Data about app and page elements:

-----

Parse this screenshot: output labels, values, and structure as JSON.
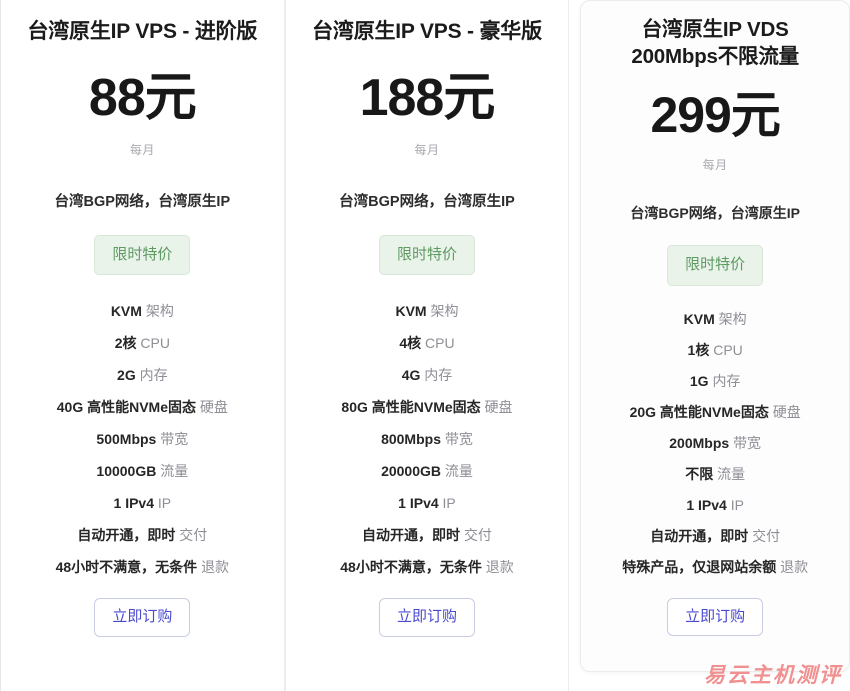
{
  "watermark": "易云主机测评",
  "plans": [
    {
      "id": "vps-advanced",
      "featured": false,
      "title": "台湾原生IP VPS - 进阶版",
      "price": "88元",
      "period": "每月",
      "network": "台湾BGP网络，台湾原生IP",
      "badge": "限时特价",
      "specs": [
        {
          "value": "KVM",
          "label": "架构"
        },
        {
          "value": "2核",
          "label": "CPU"
        },
        {
          "value": "2G",
          "label": "内存"
        },
        {
          "value": "40G 高性能NVMe固态",
          "label": "硬盘"
        },
        {
          "value": "500Mbps",
          "label": "带宽"
        },
        {
          "value": "10000GB",
          "label": "流量"
        },
        {
          "value": "1 IPv4",
          "label": "IP"
        },
        {
          "value": "自动开通，即时",
          "label": "交付"
        },
        {
          "value": "48小时不满意，无条件",
          "label": "退款"
        }
      ],
      "order_label": "立即订购"
    },
    {
      "id": "vps-deluxe",
      "featured": false,
      "title": "台湾原生IP VPS - 豪华版",
      "price": "188元",
      "period": "每月",
      "network": "台湾BGP网络，台湾原生IP",
      "badge": "限时特价",
      "specs": [
        {
          "value": "KVM",
          "label": "架构"
        },
        {
          "value": "4核",
          "label": "CPU"
        },
        {
          "value": "4G",
          "label": "内存"
        },
        {
          "value": "80G 高性能NVMe固态",
          "label": "硬盘"
        },
        {
          "value": "800Mbps",
          "label": "带宽"
        },
        {
          "value": "20000GB",
          "label": "流量"
        },
        {
          "value": "1 IPv4",
          "label": "IP"
        },
        {
          "value": "自动开通，即时",
          "label": "交付"
        },
        {
          "value": "48小时不满意，无条件",
          "label": "退款"
        }
      ],
      "order_label": "立即订购"
    },
    {
      "id": "vds-unlimited",
      "featured": true,
      "title": "台湾原生IP VDS 200Mbps不限流量",
      "price": "299元",
      "period": "每月",
      "network": "台湾BGP网络，台湾原生IP",
      "badge": "限时特价",
      "specs": [
        {
          "value": "KVM",
          "label": "架构"
        },
        {
          "value": "1核",
          "label": "CPU"
        },
        {
          "value": "1G",
          "label": "内存"
        },
        {
          "value": "20G 高性能NVMe固态",
          "label": "硬盘"
        },
        {
          "value": "200Mbps",
          "label": "带宽"
        },
        {
          "value": "不限",
          "label": "流量"
        },
        {
          "value": "1 IPv4",
          "label": "IP"
        },
        {
          "value": "自动开通，即时",
          "label": "交付"
        },
        {
          "value": "特殊产品，仅退网站余额",
          "label": "退款"
        }
      ],
      "order_label": "立即订购"
    }
  ],
  "colors": {
    "badge_text": "#5f9a62",
    "badge_bg": "#e9f3ea",
    "badge_border": "#d7e8d8",
    "order_text": "#4a4ad0",
    "order_border": "#c9cde4",
    "price_text": "#181818",
    "spec_value": "#262626",
    "spec_label": "#8e8e96",
    "period_text": "#a9a9b0",
    "watermark": "#f08b8b"
  }
}
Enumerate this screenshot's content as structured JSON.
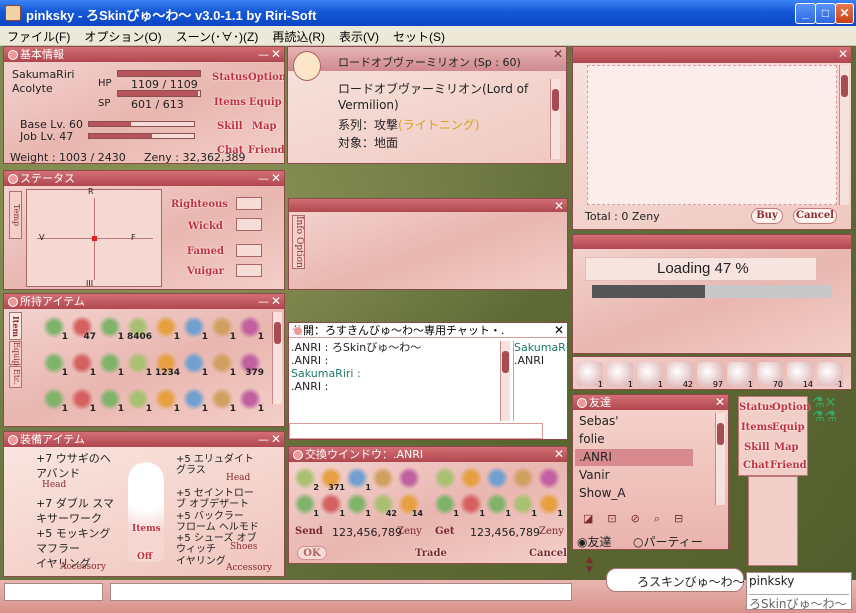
{
  "window": {
    "title": "pinksky - ろSkinびゅ～わ～ v3.0-1.1 by Riri-Soft",
    "min": "_",
    "max": "□",
    "close": "✕"
  },
  "menu": [
    "ファイル(F)",
    "オプション(O)",
    "スーン(･∀･)(Z)",
    "再読込(R)",
    "表示(V)",
    "セット(S)"
  ],
  "basic": {
    "title": "基本情報",
    "name": "SakumaRiri",
    "job": "Acolyte",
    "hp_label": "HP",
    "hp": "1109 / 1109",
    "hp_frac": 1.0,
    "sp_label": "SP",
    "sp": "601 / 613",
    "sp_frac": 0.98,
    "base": "Base Lv. 60",
    "joblv": "Job Lv. 47",
    "base_frac": 0.4,
    "job_frac": 0.6,
    "weight": "Weight : 1003 / 2430",
    "zeny": "Zeny : 32,362,389",
    "buttons": [
      "Status",
      "Option",
      "Items",
      "Equip",
      "Skill",
      "Map",
      "Chat",
      "Friend"
    ]
  },
  "skill": {
    "title": "ロードオブヴァーミリオン (Sp : 60)",
    "line1": "ロードオブヴァーミリオン(Lord of",
    "line2": "Vermilion)",
    "attr_label": "系列：攻撃",
    "attr_val": "(ライトニング)",
    "target": "対象：地面"
  },
  "shop": {
    "total": "Total : 0 Zeny",
    "buy": "Buy",
    "cancel": "Cancel"
  },
  "status": {
    "title": "ステータス",
    "tab": "Temp",
    "axes": [
      "R",
      "V",
      "F",
      "III"
    ],
    "labels": [
      "Righteous",
      "Wickd",
      "Famed",
      "Vuigar"
    ]
  },
  "info": {
    "tab": "Info",
    "tab2": "Option"
  },
  "loading": {
    "text": "Loading 47 %",
    "progress": 0.47
  },
  "inventory": {
    "title": "所持アイテム",
    "tabs": [
      "Item",
      "Equip",
      "Etc."
    ],
    "counts": [
      "1",
      "47",
      "1",
      "8406",
      "1",
      "1",
      "1",
      "1",
      "1",
      "1",
      "1",
      "1",
      "1234",
      "1",
      "1",
      "379",
      "1",
      "1",
      "1",
      "1",
      "1",
      "1",
      "1",
      "1"
    ]
  },
  "hotbar": {
    "counts": [
      "1",
      "1",
      "1",
      "42",
      "97",
      "1",
      "70",
      "14",
      "1"
    ]
  },
  "chatwin": {
    "title": "公開：ろすきんびゅ～わ～専用チャット・.",
    "lines": [
      ".ANRI : ろSkinびゅ～わ～",
      ".ANRI :",
      "SakumaRiri :",
      ".ANRI :"
    ],
    "members": [
      "SakumaRir",
      ".ANRI"
    ]
  },
  "friends": {
    "title": "友達",
    "list": [
      "Sebas'",
      "folie",
      ".ANRI",
      "Vanir",
      "Show_A"
    ],
    "selected": ".ANRI",
    "radio1": "友達",
    "radio2": "パーティー"
  },
  "mini": {
    "buttons": [
      "Status",
      "Option",
      "Items",
      "Equip",
      "Skill",
      "Map",
      "Chat",
      "Friend"
    ]
  },
  "equip": {
    "title": "装備アイテム",
    "left": [
      "+7 ウサギのヘ",
      "アバンド",
      "Head",
      "+7 ダブル スマ",
      "キサーワーク",
      "+5 モッキング",
      "マフラー",
      "イヤリング"
    ],
    "right": [
      "+5 エリュダイト",
      "グラス",
      "Head",
      "+5 セイントロー",
      "ブ オブデザート",
      "+5 バックラー",
      "フローム ヘルモド",
      "+5 シューズ オブ",
      "ウィッチ",
      "イヤリング",
      "Accessory"
    ],
    "center": [
      "Items",
      "Off"
    ],
    "acc_left": "Accessory",
    "shoes": "Shoes"
  },
  "trade": {
    "title": "交換ウインドウ：.ANRI",
    "send": "Send",
    "get": "Get",
    "send_amt": "123,456,789",
    "get_amt": "123,456,789",
    "zeny": "Zeny",
    "ok": "OK",
    "trade": "Trade",
    "cancel": "Cancel",
    "left_counts": [
      "2",
      "371",
      "1",
      "",
      "",
      "1",
      "1",
      "1",
      "42",
      "14"
    ],
    "right_counts": [
      "",
      "",
      "",
      "",
      "",
      "1",
      "1",
      "1",
      "1",
      "1"
    ]
  },
  "bubble": "ろスキンびゅ～わ～",
  "chatbox": {
    "name": "pinksky",
    "sub": "ろSkinびゅ～わ～"
  },
  "colors": {
    "title_red": "#b0474f",
    "panel": "#e9b6b0",
    "accent": "#c0313e"
  }
}
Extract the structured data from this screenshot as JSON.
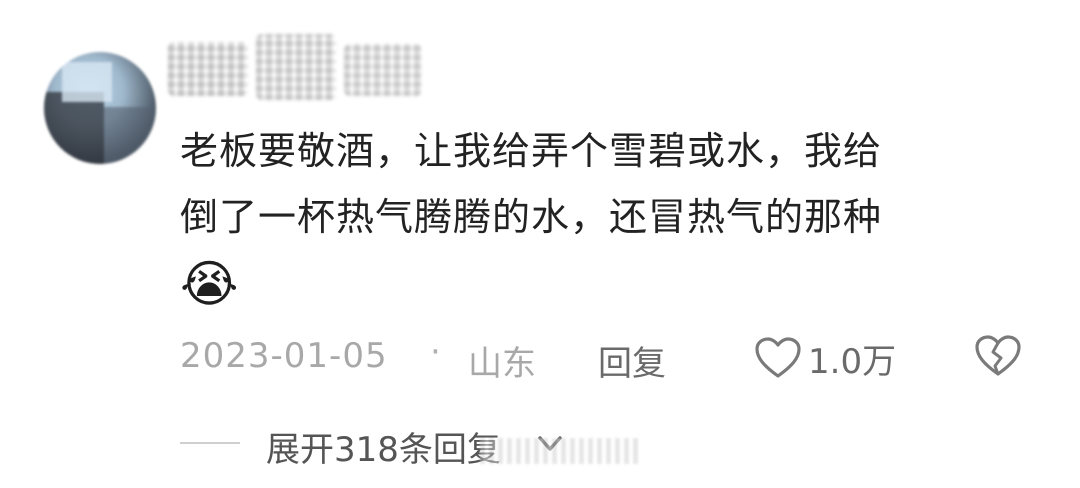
{
  "comment": {
    "avatar_icon": "user-avatar",
    "text_lines": [
      "老板要敬酒，让我给弄个雪碧或水，我给",
      "倒了一杯热气腾腾的水，还冒热气的那种"
    ],
    "emoji": "😭",
    "emoji_icon": "loudly-crying-face-icon",
    "meta": {
      "date": "2023-01-05",
      "separator": "·",
      "location": "山东",
      "reply_label": "回复",
      "like_icon": "heart-outline-icon",
      "like_count": "1.0万",
      "dislike_icon": "broken-heart-icon"
    },
    "expand": {
      "label": "展开318条回复",
      "chevron_icon": "chevron-down-icon"
    }
  },
  "colors": {
    "text_primary": "#222222",
    "text_muted": "#a8a8a8",
    "text_secondary": "#6a6a6a",
    "divider": "#d0d0d0"
  }
}
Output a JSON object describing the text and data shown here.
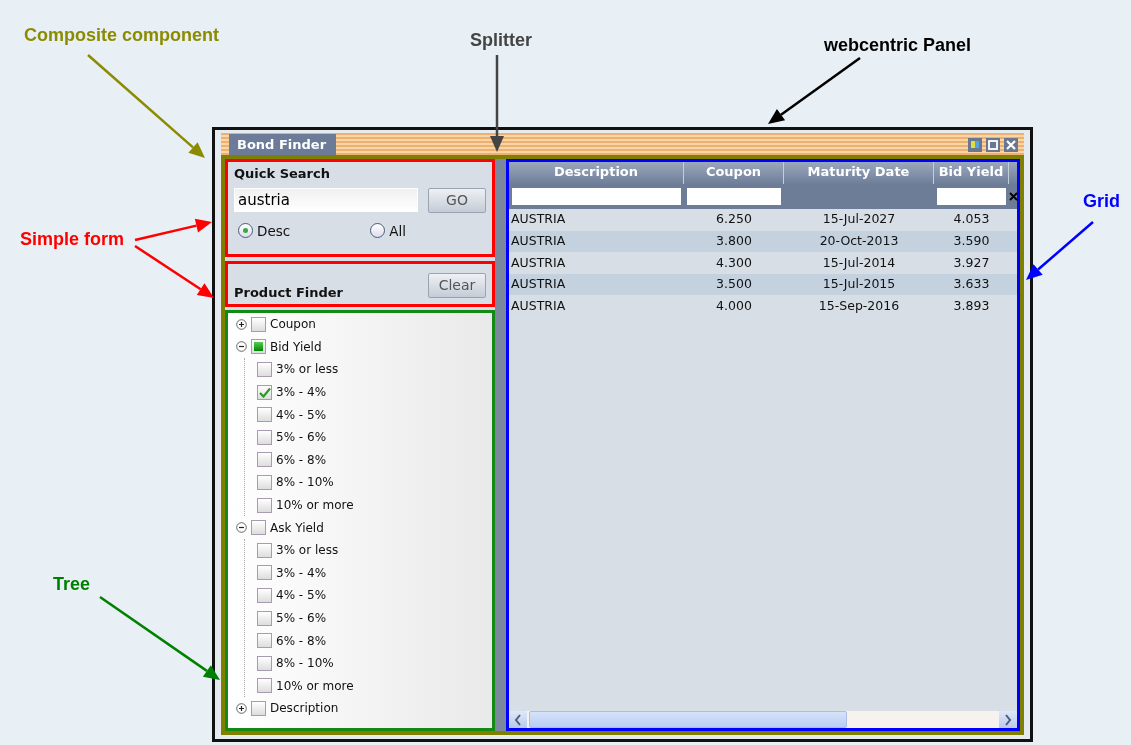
{
  "annotations": [
    {
      "text": "Composite component",
      "color": "#8b8b00"
    },
    {
      "text": "Splitter",
      "color": "#444444"
    },
    {
      "text": "webcentric Panel",
      "color": "#000000"
    },
    {
      "text": "Simple form",
      "color": "#ff0000"
    },
    {
      "text": "Grid",
      "color": "#0000ff"
    },
    {
      "text": "Tree",
      "color": "#008000"
    }
  ],
  "window": {
    "title": "Bond Finder"
  },
  "quick_search": {
    "title": "Quick Search",
    "value": "austria",
    "button": "GO",
    "options": [
      {
        "label": "Desc",
        "selected": true
      },
      {
        "label": "All",
        "selected": false
      }
    ]
  },
  "product_finder": {
    "title": "Product Finder",
    "button": "Clear"
  },
  "tree": [
    {
      "label": "Coupon",
      "expanded": false,
      "checked": false,
      "partial": false
    },
    {
      "label": "Bid Yield",
      "expanded": true,
      "checked": false,
      "partial": true,
      "children": [
        {
          "label": "3% or less",
          "checked": false
        },
        {
          "label": "3% - 4%",
          "checked": true
        },
        {
          "label": "4% - 5%",
          "checked": false
        },
        {
          "label": "5% - 6%",
          "checked": false
        },
        {
          "label": "6% - 8%",
          "checked": false
        },
        {
          "label": "8% - 10%",
          "checked": false
        },
        {
          "label": "10% or more",
          "checked": false
        }
      ]
    },
    {
      "label": "Ask Yield",
      "expanded": true,
      "checked": false,
      "partial": false,
      "children": [
        {
          "label": "3% or less",
          "checked": false
        },
        {
          "label": "3% - 4%",
          "checked": false
        },
        {
          "label": "4% - 5%",
          "checked": false
        },
        {
          "label": "5% - 6%",
          "checked": false
        },
        {
          "label": "6% - 8%",
          "checked": false
        },
        {
          "label": "8% - 10%",
          "checked": false
        },
        {
          "label": "10% or more",
          "checked": false
        }
      ]
    },
    {
      "label": "Description",
      "expanded": false,
      "checked": false,
      "partial": false
    }
  ],
  "grid": {
    "columns": [
      {
        "label": "Description",
        "filter": true
      },
      {
        "label": "Coupon",
        "filter": true
      },
      {
        "label": "Maturity Date",
        "filter": false
      },
      {
        "label": "Bid Yield",
        "filter": true
      }
    ],
    "rows": [
      [
        "AUSTRIA",
        "6.250",
        "15-Jul-2027",
        "4.053"
      ],
      [
        "AUSTRIA",
        "3.800",
        "20-Oct-2013",
        "3.590"
      ],
      [
        "AUSTRIA",
        "4.300",
        "15-Jul-2014",
        "3.927"
      ],
      [
        "AUSTRIA",
        "3.500",
        "15-Jul-2015",
        "3.633"
      ],
      [
        "AUSTRIA",
        "4.000",
        "15-Sep-2016",
        "3.893"
      ]
    ]
  }
}
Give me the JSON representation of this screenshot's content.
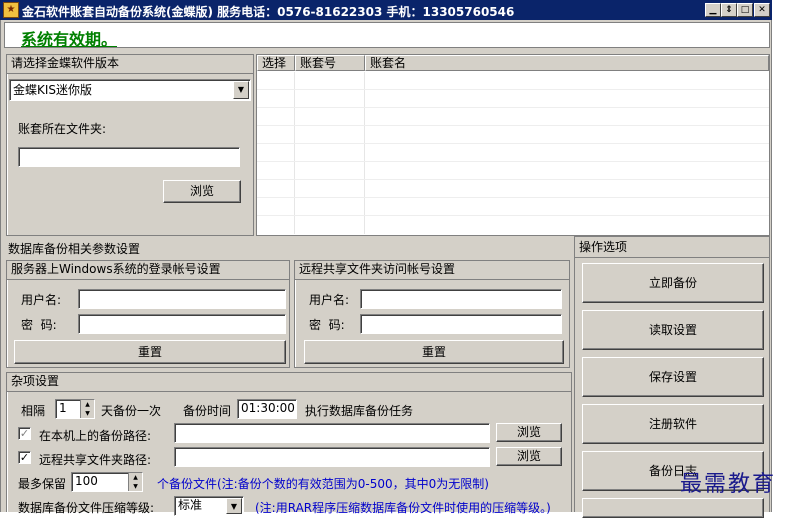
{
  "window": {
    "title": "金石软件账套自动备份系统(金蝶版)   服务电话：0576-81622303  手机：13305760546",
    "controls": [
      "minimize-icon",
      "restore-icon",
      "close-icon"
    ]
  },
  "banner": {
    "status": "系统有效期。"
  },
  "version_panel": {
    "header": "请选择金蝶软件版本",
    "selected": "金蝶KIS迷你版",
    "folder_label": "账套所在文件夹:",
    "folder_value": "",
    "browse_label": "浏览"
  },
  "account_grid": {
    "columns": [
      "选择",
      "账套号",
      "账套名"
    ],
    "rows": []
  },
  "db_params": {
    "header": "数据库备份相关参数设置",
    "server": {
      "header": "服务器上Windows系统的登录帐号设置",
      "user_label": "用户名:",
      "user_value": "",
      "pass_label": "密  码:",
      "pass_value": "",
      "reset_label": "重置"
    },
    "remote": {
      "header": "远程共享文件夹访问帐号设置",
      "user_label": "用户名:",
      "user_value": "",
      "pass_label": "密  码:",
      "pass_value": "",
      "reset_label": "重置"
    }
  },
  "misc": {
    "header": "杂项设置",
    "interval_prefix": "相隔",
    "interval_value": "1",
    "interval_suffix": "天备份一次",
    "time_label": "备份时间",
    "time_value": "01:30:00",
    "task_label": "执行数据库备份任务",
    "local_path_label": "在本机上的备份路径:",
    "local_path_checked": true,
    "local_path_value": "",
    "remote_path_label": "远程共享文件夹路径:",
    "remote_path_checked": true,
    "remote_path_value": "",
    "browse_label": "浏览",
    "keep_label": "最多保留",
    "keep_value": "100",
    "keep_note": "个备份文件(注:备份个数的有效范围为0-500，其中0为无限制)",
    "compress_label": "数据库备份文件压缩等级:",
    "compress_value": "标准",
    "compress_note": "(注:用RAR程序压缩数据库备份文件时使用的压缩等级。)"
  },
  "operations": {
    "header": "操作选项",
    "buttons": [
      "立即备份",
      "读取设置",
      "保存设置",
      "注册软件",
      "备份日志"
    ]
  },
  "watermark": "最需教育"
}
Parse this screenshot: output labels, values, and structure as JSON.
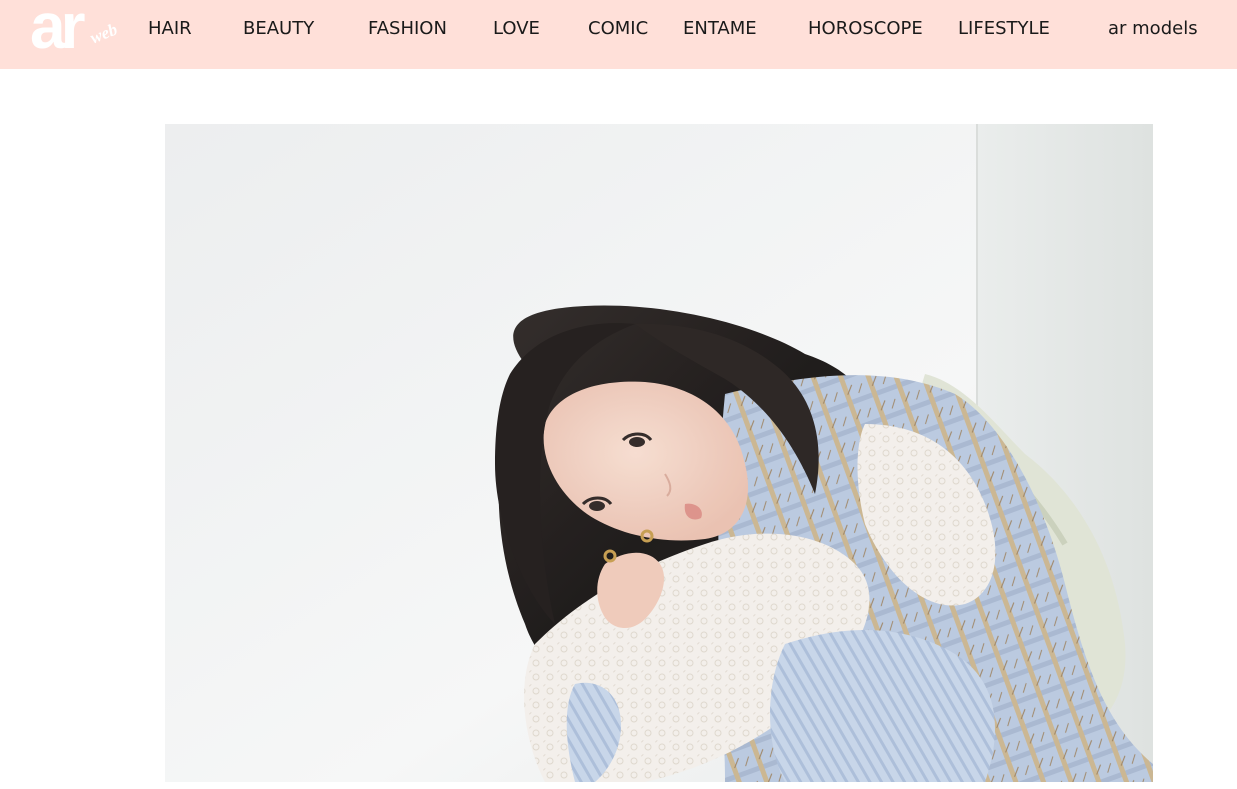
{
  "header": {
    "logo": {
      "main": "ar",
      "sub": "web"
    },
    "nav": [
      {
        "label": "HAIR"
      },
      {
        "label": "BEAUTY"
      },
      {
        "label": "FASHION"
      },
      {
        "label": "LOVE"
      },
      {
        "label": "COMIC"
      },
      {
        "label": "ENTAME"
      },
      {
        "label": "HOROSCOPE"
      },
      {
        "label": "LIFESTYLE"
      },
      {
        "label": "ar models"
      }
    ]
  },
  "main": {
    "hero_image": {
      "subject": "model-portrait-photo"
    }
  },
  "colors": {
    "header_bg": "#ffe0d9",
    "nav_text": "#1a1a1a",
    "logo": "#ffffff"
  }
}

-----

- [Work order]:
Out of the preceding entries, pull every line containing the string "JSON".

- [Completed task]:
Parse this screenshot: output labels, values, and structure as JSON.
Enumerate this screenshot's content as structured JSON.
Extract the structured data from this screenshot as JSON.
Output a JSON object describing the text and data shown here.
Give me the JSON representation of this screenshot's content.
Parse this screenshot: output labels, values, and structure as JSON.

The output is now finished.